In the data that follows, count every line holding the string "true" and give the count alone.

[The records]

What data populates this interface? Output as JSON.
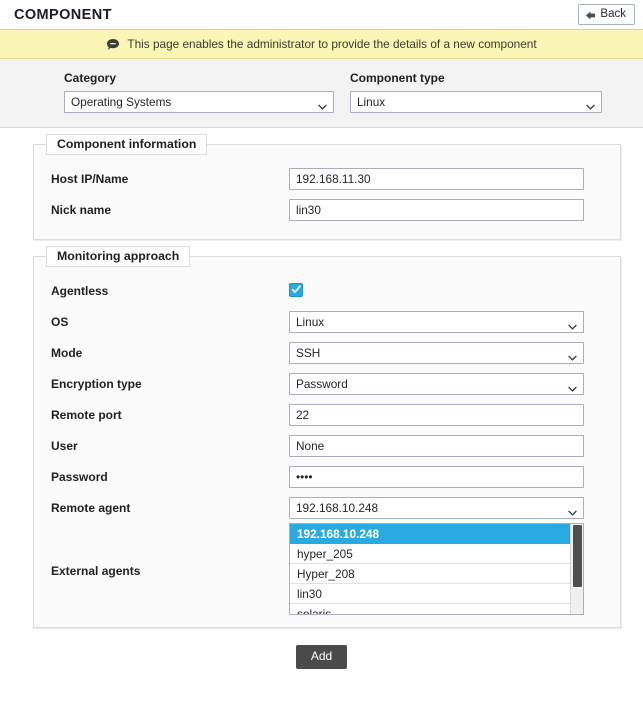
{
  "header": {
    "title": "COMPONENT",
    "back_label": "Back",
    "back_icon": "back-arrow-icon"
  },
  "banner": {
    "icon": "comment-icon",
    "text": "This page enables the administrator to provide the details of a new component"
  },
  "category_strip": {
    "category": {
      "label": "Category",
      "value": "Operating Systems"
    },
    "component_type": {
      "label": "Component type",
      "value": "Linux"
    }
  },
  "component_information": {
    "legend": "Component information",
    "rows": [
      {
        "label": "Host IP/Name",
        "value": "192.168.11.30",
        "type": "text"
      },
      {
        "label": "Nick name",
        "value": "lin30",
        "type": "text"
      }
    ]
  },
  "monitoring_approach": {
    "legend": "Monitoring approach",
    "agentless": {
      "label": "Agentless",
      "checked": true
    },
    "rows": [
      {
        "label": "OS",
        "value": "Linux",
        "type": "select"
      },
      {
        "label": "Mode",
        "value": "SSH",
        "type": "select"
      },
      {
        "label": "Encryption type",
        "value": "Password",
        "type": "select"
      },
      {
        "label": "Remote port",
        "value": "22",
        "type": "text"
      },
      {
        "label": "User",
        "value": "None",
        "type": "text"
      },
      {
        "label": "Password",
        "value": "••••",
        "type": "password"
      },
      {
        "label": "Remote agent",
        "value": "192.168.10.248",
        "type": "select"
      }
    ],
    "external_agents": {
      "label": "External agents",
      "items": [
        {
          "text": "192.168.10.248",
          "selected": true
        },
        {
          "text": "hyper_205",
          "selected": false
        },
        {
          "text": "Hyper_208",
          "selected": false
        },
        {
          "text": "lin30",
          "selected": false
        },
        {
          "text": "solaris",
          "selected": false
        }
      ]
    }
  },
  "footer": {
    "add_label": "Add"
  },
  "colors": {
    "accent": "#29abe2",
    "banner_bg": "#fbf6b6",
    "button_bg": "#4a4a4a"
  }
}
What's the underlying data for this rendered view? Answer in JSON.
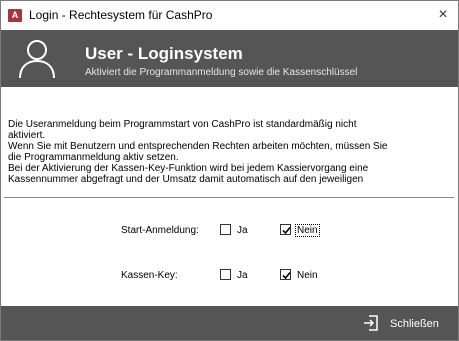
{
  "window": {
    "app_icon": "access-app-icon",
    "app_icon_text": "A",
    "title": "Login - Rechtesystem für CashPro",
    "close_glyph": "×"
  },
  "header": {
    "icon": "user-icon",
    "title": "User - Loginsystem",
    "subtitle": "Aktiviert die Programmanmeldung sowie die Kassenschlüssel",
    "background": "#555555"
  },
  "description": {
    "lines": [
      "Die Useranmeldung beim Programmstart von CashPro ist standardmäßig nicht",
      "aktiviert.",
      "Wenn Sie mit Benutzern und entsprechenden Rechten arbeiten möchten, müssen Sie",
      "die Programmanmeldung aktiv setzen.",
      "Bei der Aktivierung der Kassen-Key-Funktion wird bei jedem Kassiervorgang eine",
      "Kassennummer abgefragt und der Umsatz damit automatisch auf den jeweiligen"
    ]
  },
  "options": {
    "start_anmeldung": {
      "label": "Start-Anmeldung:",
      "ja_label": "Ja",
      "nein_label": "Nein",
      "ja_checked": false,
      "nein_checked": true
    },
    "kassen_key": {
      "label": "Kassen-Key:",
      "ja_label": "Ja",
      "nein_label": "Nein",
      "ja_checked": false,
      "nein_checked": true
    }
  },
  "footer": {
    "close_icon": "exit-icon",
    "close_label": "Schließen",
    "background": "#555555"
  }
}
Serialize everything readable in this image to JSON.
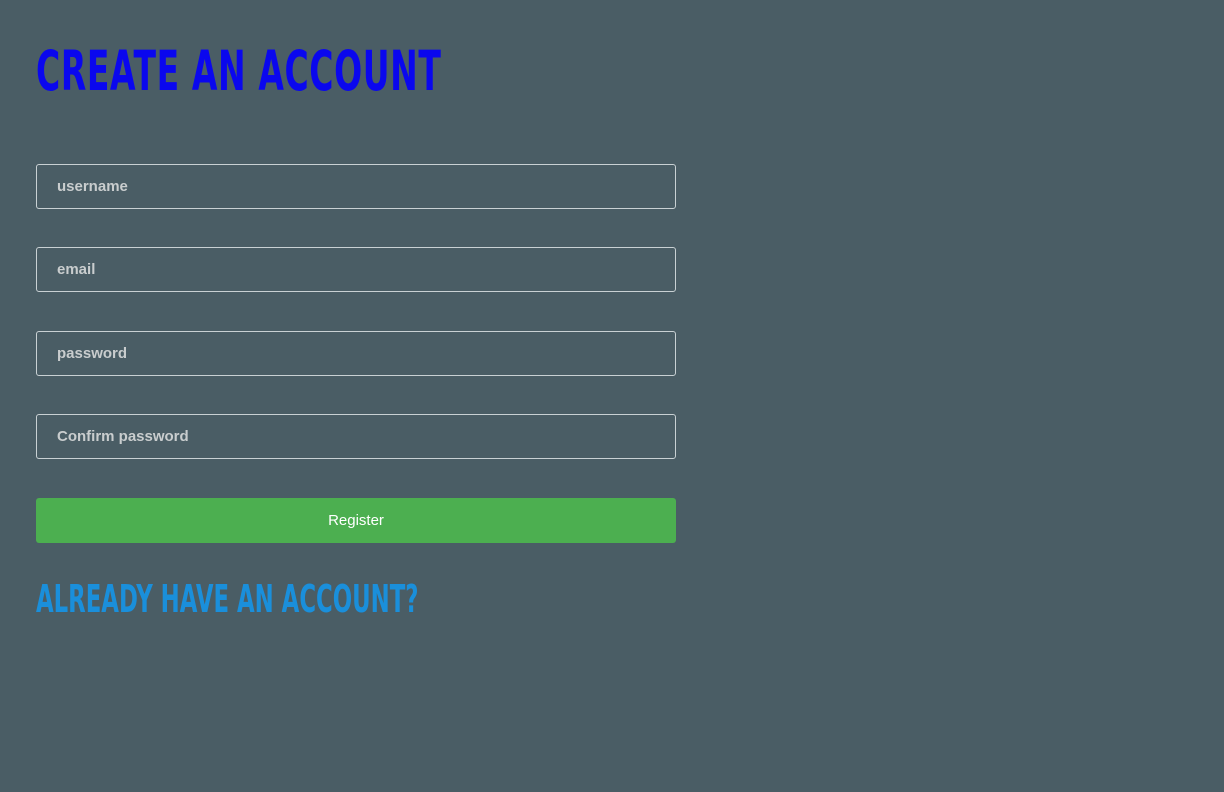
{
  "form": {
    "title": "Create an account",
    "fields": {
      "username": {
        "placeholder": "username",
        "value": ""
      },
      "email": {
        "placeholder": "email",
        "value": ""
      },
      "password": {
        "placeholder": "password",
        "value": ""
      },
      "confirm_password": {
        "placeholder": "Confirm password",
        "value": ""
      }
    },
    "register_label": "Register",
    "login_link_label": "Already have an account?"
  },
  "colors": {
    "background": "#4a5d65",
    "title": "#0a07ee",
    "link": "#1a8fdb",
    "button": "#4caf50",
    "field_border": "#c9d1d4"
  }
}
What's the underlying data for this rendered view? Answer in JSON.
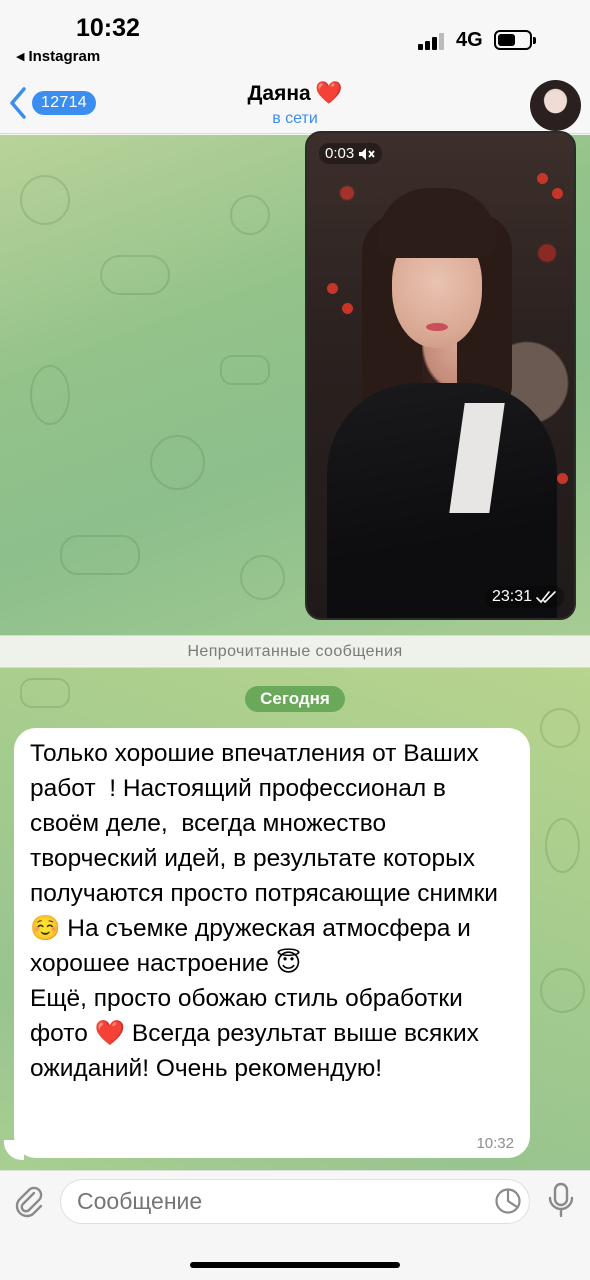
{
  "status_bar": {
    "time": "10:32",
    "back_app": "Instagram",
    "network": "4G"
  },
  "header": {
    "unread_count": "12714",
    "name": "Даяна",
    "name_emoji": "❤️",
    "status": "в сети"
  },
  "video_message": {
    "duration": "0:03",
    "muted_icon": "speaker-muted-icon",
    "timestamp": "23:31",
    "read_icon": "double-check-icon"
  },
  "unread_divider": "Непрочитанные сообщения",
  "date_separator": "Сегодня",
  "incoming_message": {
    "text": "Только хорошие впечатления от Ваших работ  ! Настоящий профессионал в своём деле,  всегда множество творческий идей, в результате которых получаются просто потрясающие снимки ☺️ На съемке дружеская атмосфера и хорошее настроение 😇\nЕщё, просто обожаю стиль обработки фото ❤️ Всегда результат выше всяких ожиданий! Очень рекомендую!",
    "time": "10:32"
  },
  "composer": {
    "placeholder": "Сообщение",
    "attach_icon": "paperclip-icon",
    "sticker_icon": "sticker-icon",
    "mic_icon": "microphone-icon"
  },
  "colors": {
    "accent": "#3b8ef0",
    "date_pill": "#6aa85a",
    "heart": "#e2202f"
  }
}
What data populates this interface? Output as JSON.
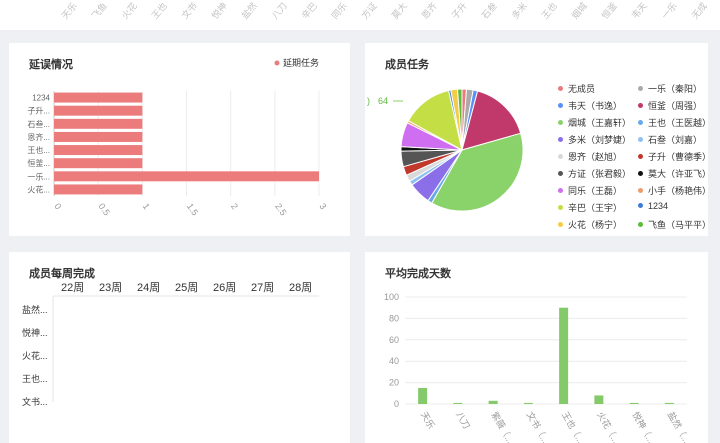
{
  "top_strip": {
    "tick_labels": [
      "天乐",
      "飞鱼",
      "火花",
      "王也",
      "文书",
      "悦神",
      "盐然",
      "八刀",
      "辛巴",
      "同乐",
      "方证",
      "莫大",
      "恩齐",
      "子升",
      "石叁",
      "多米",
      "王也",
      "烟城",
      "恒釜",
      "韦天",
      "一乐",
      "无成"
    ]
  },
  "delay_card": {
    "title": "延误情况",
    "legend_label": "延期任务",
    "accent": "#ec7b7b"
  },
  "members_card": {
    "title": "成员任务",
    "callout_prefix": ")",
    "callout_value": "64",
    "legend": [
      {
        "label": "无成员",
        "color": "#ec7b7b"
      },
      {
        "label": "一乐（秦阳）",
        "color": "#aaaaaa"
      },
      {
        "label": "韦天（书逸）",
        "color": "#5b8ff9"
      },
      {
        "label": "恒釜（周强）",
        "color": "#c0396a"
      },
      {
        "label": "烟城（王嘉轩）",
        "color": "#8ad26a"
      },
      {
        "label": "王也（王医越）",
        "color": "#6aa9e8"
      },
      {
        "label": "多米（刘梦婕）",
        "color": "#8b6fe8"
      },
      {
        "label": "石叁（刘嘉）",
        "color": "#8ec1f0"
      },
      {
        "label": "恩齐（赵旭）",
        "color": "#d9d9d9"
      },
      {
        "label": "子升（曹德季）",
        "color": "#c0392b"
      },
      {
        "label": "方证（张君毅）",
        "color": "#555555"
      },
      {
        "label": "莫大（许亚飞）",
        "color": "#111111"
      },
      {
        "label": "同乐（王磊）",
        "color": "#cf6ef0"
      },
      {
        "label": "小手（杨艳伟）",
        "color": "#f09a6a"
      },
      {
        "label": "辛巴（王宇）",
        "color": "#c3df45"
      },
      {
        "label": "1234",
        "color": "#3d7bd9"
      },
      {
        "label": "火花（杨宁）",
        "color": "#f5cc45"
      },
      {
        "label": "飞鱼（马平平）",
        "color": "#5dbb3a"
      }
    ]
  },
  "weekly_card": {
    "title": "成员每周完成",
    "weeks": [
      "22周",
      "23周",
      "24周",
      "25周",
      "26周",
      "27周",
      "28周"
    ],
    "members": [
      "盐然...",
      "悦神...",
      "火花...",
      "王也...",
      "文书..."
    ]
  },
  "avg_card": {
    "title": "平均完成天数",
    "accent": "#84c96a"
  },
  "chart_data": [
    {
      "type": "bar",
      "orientation": "horizontal",
      "title": "延误情况",
      "series": [
        {
          "name": "延期任务",
          "values": [
            1,
            1,
            1,
            1,
            1,
            1,
            3,
            1
          ]
        }
      ],
      "categories": [
        "1234",
        "子升...",
        "石叁...",
        "恩齐...",
        "王也...",
        "恒釜...",
        "一乐...",
        "火花..."
      ],
      "x_ticks": [
        "0",
        "0.5",
        "1",
        "1.5",
        "2",
        "2.5",
        "3"
      ],
      "xlim": [
        0,
        3
      ],
      "grid": true,
      "legend": "top-right"
    },
    {
      "type": "pie",
      "title": "成员任务",
      "slices": [
        {
          "label": "无成员",
          "value": 2,
          "color": "#ec7b7b"
        },
        {
          "label": "一乐（秦阳）",
          "value": 3,
          "color": "#aaaaaa"
        },
        {
          "label": "韦天（书逸）",
          "value": 2,
          "color": "#5b8ff9"
        },
        {
          "label": "恒釜（周强）",
          "value": 28,
          "color": "#c0396a"
        },
        {
          "label": "烟城（王嘉轩）",
          "value": 64,
          "color": "#8ad26a"
        },
        {
          "label": "王也（王医越）",
          "value": 2,
          "color": "#6aa9e8"
        },
        {
          "label": "多米（刘梦婕）",
          "value": 10,
          "color": "#8b6fe8"
        },
        {
          "label": "石叁（刘嘉）",
          "value": 2,
          "color": "#8ec1f0"
        },
        {
          "label": "恩齐（赵旭）",
          "value": 3,
          "color": "#d9d9d9"
        },
        {
          "label": "子升（曹德季）",
          "value": 4,
          "color": "#c0392b"
        },
        {
          "label": "方证（张君毅）",
          "value": 7,
          "color": "#555555"
        },
        {
          "label": "莫大（许亚飞）",
          "value": 2,
          "color": "#111111"
        },
        {
          "label": "同乐（王磊）",
          "value": 11,
          "color": "#cf6ef0"
        },
        {
          "label": "小手（杨艳伟）",
          "value": 1,
          "color": "#f09a6a"
        },
        {
          "label": "辛巴（王宇）",
          "value": 23,
          "color": "#c3df45"
        },
        {
          "label": "1234",
          "value": 1,
          "color": "#3d7bd9"
        },
        {
          "label": "火花（杨宁）",
          "value": 3,
          "color": "#f5cc45"
        },
        {
          "label": "飞鱼（马平平）",
          "value": 2,
          "color": "#5dbb3a"
        }
      ]
    },
    {
      "type": "table",
      "title": "成员每周完成",
      "columns": [
        "22周",
        "23周",
        "24周",
        "25周",
        "26周",
        "27周",
        "28周"
      ],
      "rows": [
        "盐然...",
        "悦神...",
        "火花...",
        "王也...",
        "文书..."
      ]
    },
    {
      "type": "bar",
      "title": "平均完成天数",
      "categories": [
        "天乐",
        "八刀",
        "紫薇（...",
        "文书（...",
        "王也（...",
        "火花（...",
        "悦神（...",
        "盐然（..."
      ],
      "values": [
        15,
        1,
        3,
        1,
        90,
        8,
        1,
        1
      ],
      "y_ticks": [
        "0",
        "20",
        "40",
        "60",
        "80",
        "100"
      ],
      "ylim": [
        0,
        100
      ],
      "grid": true
    }
  ]
}
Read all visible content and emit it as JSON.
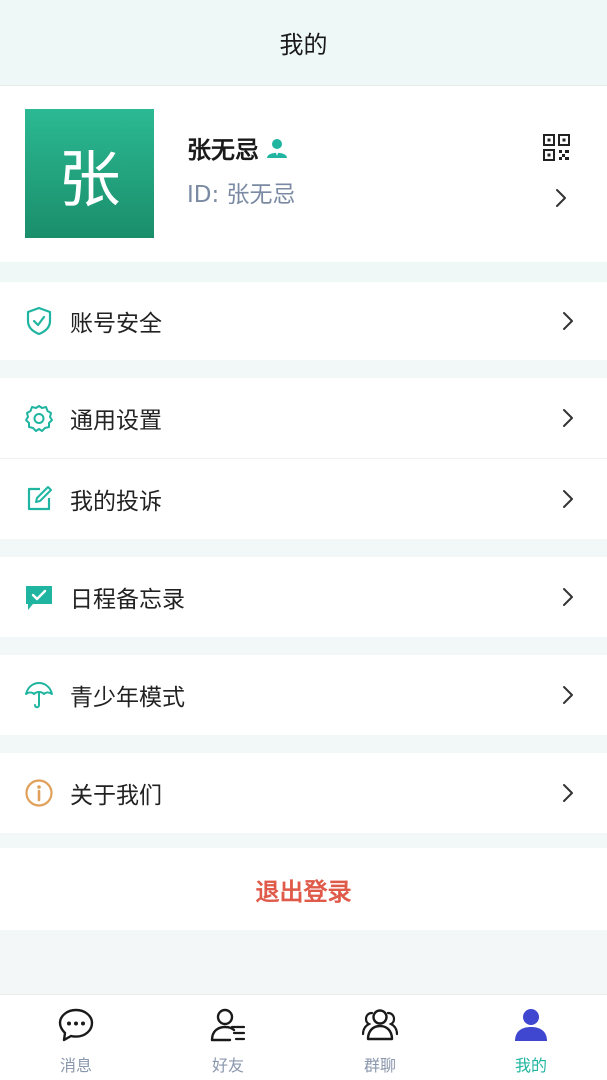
{
  "header": {
    "title": "我的"
  },
  "profile": {
    "avatar_char": "张",
    "name": "张无忌",
    "id_text": "ID: 张无忌"
  },
  "menu": [
    {
      "label": "账号安全",
      "icon": "shield-check-icon"
    },
    {
      "label": "通用设置",
      "icon": "gear-icon"
    },
    {
      "label": "我的投诉",
      "icon": "edit-icon"
    },
    {
      "label": "日程备忘录",
      "icon": "calendar-check-icon"
    },
    {
      "label": "青少年模式",
      "icon": "umbrella-icon"
    },
    {
      "label": "关于我们",
      "icon": "info-icon"
    }
  ],
  "logout_label": "退出登录",
  "tabbar": {
    "tabs": [
      {
        "label": "消息",
        "icon": "chat-icon"
      },
      {
        "label": "好友",
        "icon": "friends-icon"
      },
      {
        "label": "群聊",
        "icon": "group-icon"
      },
      {
        "label": "我的",
        "icon": "user-icon"
      }
    ],
    "active": 3
  },
  "colors": {
    "accent": "#1fb5a0",
    "avatar": "#22a57f",
    "logout": "#e05a4a",
    "active_tab_icon": "#3f46cf",
    "info_icon": "#e0a05a"
  }
}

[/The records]

Answer to the exercise: 6